* Exercise objective *
Tally the lines in the following entries that include the word "value"; state only the total.

########

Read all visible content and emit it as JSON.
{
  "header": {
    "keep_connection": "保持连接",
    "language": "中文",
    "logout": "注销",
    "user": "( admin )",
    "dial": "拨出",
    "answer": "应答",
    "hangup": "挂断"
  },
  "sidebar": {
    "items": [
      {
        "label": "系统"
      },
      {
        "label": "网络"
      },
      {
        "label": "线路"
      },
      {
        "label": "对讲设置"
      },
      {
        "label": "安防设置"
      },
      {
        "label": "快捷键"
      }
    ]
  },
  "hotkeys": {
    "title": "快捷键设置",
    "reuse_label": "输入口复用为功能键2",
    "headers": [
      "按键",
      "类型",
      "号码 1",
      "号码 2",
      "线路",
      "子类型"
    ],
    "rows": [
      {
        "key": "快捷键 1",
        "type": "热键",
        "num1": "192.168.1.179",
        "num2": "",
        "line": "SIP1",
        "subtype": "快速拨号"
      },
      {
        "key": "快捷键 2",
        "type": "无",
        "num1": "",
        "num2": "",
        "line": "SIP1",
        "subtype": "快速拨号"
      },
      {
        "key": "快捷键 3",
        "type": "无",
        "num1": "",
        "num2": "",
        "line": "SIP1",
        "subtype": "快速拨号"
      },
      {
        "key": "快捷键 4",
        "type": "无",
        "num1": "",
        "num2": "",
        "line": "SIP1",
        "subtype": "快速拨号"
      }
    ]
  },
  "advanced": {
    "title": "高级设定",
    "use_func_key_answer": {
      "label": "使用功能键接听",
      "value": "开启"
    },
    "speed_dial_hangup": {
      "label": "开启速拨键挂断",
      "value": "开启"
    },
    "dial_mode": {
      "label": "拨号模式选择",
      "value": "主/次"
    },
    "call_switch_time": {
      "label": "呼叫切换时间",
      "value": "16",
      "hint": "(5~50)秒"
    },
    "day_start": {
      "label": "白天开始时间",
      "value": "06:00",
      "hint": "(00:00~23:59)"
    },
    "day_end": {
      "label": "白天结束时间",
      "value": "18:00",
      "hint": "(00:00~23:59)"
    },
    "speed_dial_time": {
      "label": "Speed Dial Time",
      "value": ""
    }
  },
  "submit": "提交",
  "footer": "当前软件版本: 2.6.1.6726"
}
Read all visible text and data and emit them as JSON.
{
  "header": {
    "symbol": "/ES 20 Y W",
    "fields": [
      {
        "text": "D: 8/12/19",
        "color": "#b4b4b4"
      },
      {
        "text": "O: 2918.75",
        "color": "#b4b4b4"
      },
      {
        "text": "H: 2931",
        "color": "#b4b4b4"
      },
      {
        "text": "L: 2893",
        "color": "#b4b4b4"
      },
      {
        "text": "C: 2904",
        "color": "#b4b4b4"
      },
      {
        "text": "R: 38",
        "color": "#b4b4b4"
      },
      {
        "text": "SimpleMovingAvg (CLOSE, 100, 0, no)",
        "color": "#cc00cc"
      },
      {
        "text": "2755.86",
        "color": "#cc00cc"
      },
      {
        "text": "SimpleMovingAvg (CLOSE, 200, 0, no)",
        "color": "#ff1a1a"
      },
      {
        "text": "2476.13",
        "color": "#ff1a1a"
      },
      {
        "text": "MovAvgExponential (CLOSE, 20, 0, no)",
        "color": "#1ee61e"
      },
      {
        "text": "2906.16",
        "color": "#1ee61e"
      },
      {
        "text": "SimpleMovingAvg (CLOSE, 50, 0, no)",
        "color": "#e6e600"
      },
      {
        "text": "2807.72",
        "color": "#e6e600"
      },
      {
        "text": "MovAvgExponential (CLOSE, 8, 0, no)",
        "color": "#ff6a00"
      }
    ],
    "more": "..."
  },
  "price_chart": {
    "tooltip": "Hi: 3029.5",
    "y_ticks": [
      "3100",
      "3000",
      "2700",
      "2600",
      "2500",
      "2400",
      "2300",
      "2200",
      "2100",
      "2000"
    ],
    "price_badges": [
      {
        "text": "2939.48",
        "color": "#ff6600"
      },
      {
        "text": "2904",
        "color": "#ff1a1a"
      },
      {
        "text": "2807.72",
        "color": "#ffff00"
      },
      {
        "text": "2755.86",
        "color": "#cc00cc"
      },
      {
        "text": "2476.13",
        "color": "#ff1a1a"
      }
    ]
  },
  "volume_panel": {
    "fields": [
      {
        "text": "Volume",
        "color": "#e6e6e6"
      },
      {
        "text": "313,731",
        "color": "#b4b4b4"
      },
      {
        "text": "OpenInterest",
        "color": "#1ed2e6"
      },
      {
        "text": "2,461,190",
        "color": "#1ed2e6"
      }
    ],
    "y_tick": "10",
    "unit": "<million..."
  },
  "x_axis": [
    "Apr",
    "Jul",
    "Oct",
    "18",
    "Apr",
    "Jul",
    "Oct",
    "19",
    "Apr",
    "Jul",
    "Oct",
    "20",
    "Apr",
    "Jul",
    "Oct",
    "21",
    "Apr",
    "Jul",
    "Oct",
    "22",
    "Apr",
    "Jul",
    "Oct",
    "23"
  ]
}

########

* Task answer *
7